I meet Angie and Rick Beynon as they are arriving at Newcastle Place, where they have been serving as volunteers for ICCS for the past several months. I am wrangling donation boxes out of my car as they drive up and Rick immediately takes charge, not only lifting boxes out of my car, but organizing to bring a dolly to carry them and get the exact staff member who needs to receive them. Before I know it, the small task is done.
That exemplifies a lot of what I later learn as I sit down to hear their story – a tale of heartache, of re-emerging trust, and of turning outward to give, out of proactive love.
When we finally sit down and start to chat, the energy and commitment of Angie and Rick shine out even more. They both jump in to give pieces of their story, sharing from their joint experiences, and their passion for recovery and care.
It was in Edmonton that they met, and eventually developed a 12 step-based program with their local church, helping people who had experienced addiction to find hope, and supporting their church team to be a part of that healing.
“You take the 12 steps and Jesus and put them together, and boy is there a lot of power and hope for life there,” says Angie with a grin.
It is a hope that they have experienced on a very personal level. Before he met and married Angie, Rick experienced the pain of addiction and homelessness himself. Financial difficulties forced him to move with his then-wife and four children from BC to Alberta, and eventually broke apart his marriage. Alone and working nearly 100 hours a week to support them, he turned to substances and then in a weak moment accepted the offer of crack cocaine. Within weeks he was addicted – and he quickly lost everything. Soon, he ended up homeless and at rock bottom – and the pain kept sucking him even further down. “My life was a mess. I was …hopeless. I couldn’t see my kids anymore.”
It was a text from his then 10-year-old youngest daughter that reached him in that dark place. She was angry about the way he was parenting – or not parenting, lost in his addiction – and she let him know in a furious message. It shocked him, but it told him something important – that they loved him still, and that he needed to get some help.
So, he did.
The family doctor directed him to detox, and he started. From there he went to treatment. It wasn’t an easy road. “I didn’t quite make it the first time, I had to do a little more research, as they say. The year after treatment was the hardest year of my life. And then I almost died – I tried to kill myself… the Lord kept me alive.”
Even though he couldn’t see it, there was a flicker of light ahead. He tried again and found that all of the treatment centres in Calgary, where he wanted to remain to be close to his kids, were full. So he took the only open space, in Edmonton…and found a new path to hope.
Angie was already there. She’d noticed a new guy in church who was a powerful worshipper, but didn’t think anything of it. Then on Mother’s Day 2013 she went to altar to rededicate herself to the Lord. “As soon as I was done with that, the Lord said ‘ go introduce yourself to that fellow’. And the first words out of my mouth were, ‘anything but that, Lord!’ ”
Eventually, after three more prods, she did introduce herself that day. They sat together the next Sunday at church, and then the Sunday after they went out for lunch. Five months later they were married.
Rick laughs, “With that, the world of addictions, I learned just not to trust anybody.

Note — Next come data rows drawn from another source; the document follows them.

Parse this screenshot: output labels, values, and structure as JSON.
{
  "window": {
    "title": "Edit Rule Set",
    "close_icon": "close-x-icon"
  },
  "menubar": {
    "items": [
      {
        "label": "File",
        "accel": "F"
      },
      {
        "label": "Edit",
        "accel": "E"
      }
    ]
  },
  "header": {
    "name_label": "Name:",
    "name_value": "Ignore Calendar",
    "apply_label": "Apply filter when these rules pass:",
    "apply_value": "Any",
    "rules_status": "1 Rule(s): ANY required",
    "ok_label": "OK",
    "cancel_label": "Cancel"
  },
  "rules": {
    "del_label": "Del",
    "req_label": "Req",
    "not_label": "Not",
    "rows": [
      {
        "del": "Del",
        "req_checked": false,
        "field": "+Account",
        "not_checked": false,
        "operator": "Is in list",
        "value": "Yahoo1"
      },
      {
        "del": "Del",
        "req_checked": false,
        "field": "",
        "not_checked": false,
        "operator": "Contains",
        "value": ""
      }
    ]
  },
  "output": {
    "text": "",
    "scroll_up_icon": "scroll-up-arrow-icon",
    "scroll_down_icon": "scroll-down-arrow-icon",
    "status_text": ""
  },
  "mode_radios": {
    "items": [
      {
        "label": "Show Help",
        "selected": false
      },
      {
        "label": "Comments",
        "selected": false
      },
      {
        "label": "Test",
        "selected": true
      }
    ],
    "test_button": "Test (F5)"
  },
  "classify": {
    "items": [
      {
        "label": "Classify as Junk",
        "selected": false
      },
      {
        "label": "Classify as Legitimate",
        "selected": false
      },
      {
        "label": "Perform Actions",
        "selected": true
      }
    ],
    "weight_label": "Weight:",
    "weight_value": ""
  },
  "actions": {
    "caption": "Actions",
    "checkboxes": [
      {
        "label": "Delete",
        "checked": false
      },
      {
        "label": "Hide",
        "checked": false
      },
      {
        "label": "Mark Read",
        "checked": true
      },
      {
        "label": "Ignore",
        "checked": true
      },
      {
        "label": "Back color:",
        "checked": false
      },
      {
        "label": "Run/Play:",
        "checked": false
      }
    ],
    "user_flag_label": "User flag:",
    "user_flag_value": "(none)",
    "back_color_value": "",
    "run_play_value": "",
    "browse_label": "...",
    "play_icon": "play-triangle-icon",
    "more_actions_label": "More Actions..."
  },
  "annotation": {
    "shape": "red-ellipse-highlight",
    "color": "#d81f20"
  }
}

But the first thing I heard the Lord telling me about her was ‘you can trust her – she is a faithful person.’ So that was the first thing I felt about her – that I could trust her, after a time when I couldn’t find one person I could trust.” That first step on the road to trust led bit by bit to Rick opening up to others, and supported his recovery.
Together 8 years now, they have had many adventures – from teaching and outreach in Uganda to leading recovery programs and training for people who have experienced homelessness and substance use. They are committed to the 12 steps program, to taking that training and more to those who need it most, and equipping the church and others to know how to support people suffering from substance and mental health challenges. Rick even worked as a counsellor, chaplain and volunteer at the same recovery centre where he himself went to sober up.
Losses didn’t end though. Rick’ oldest daughter, who had moved in with the couple just weeks after their marriage, died of a fentanyl overdose a few years ago, …” suddenly, as they all are.” The heartbreak is still with them, but spurs them on to new action to help others survive.
“If we can do one little thing to help one struggling addict, alcoholic or somebody who’s got a challenge have a better day, then our lives become full,” says Rick.
Angie continues, “So there is hope. That’s the thing that I have witnessed… the Lord can really transform hearts if people are just willing. Does that mean they’re not going to make mistakes and relapse? No. We’ve walked that, and that’s ok. The key is just to start over and try again.
I’m doing this out of love. It’s all about the love – the love God has for us, our love for each other, and in this season, man we need to love, and we still need to know that there’s people that love us.”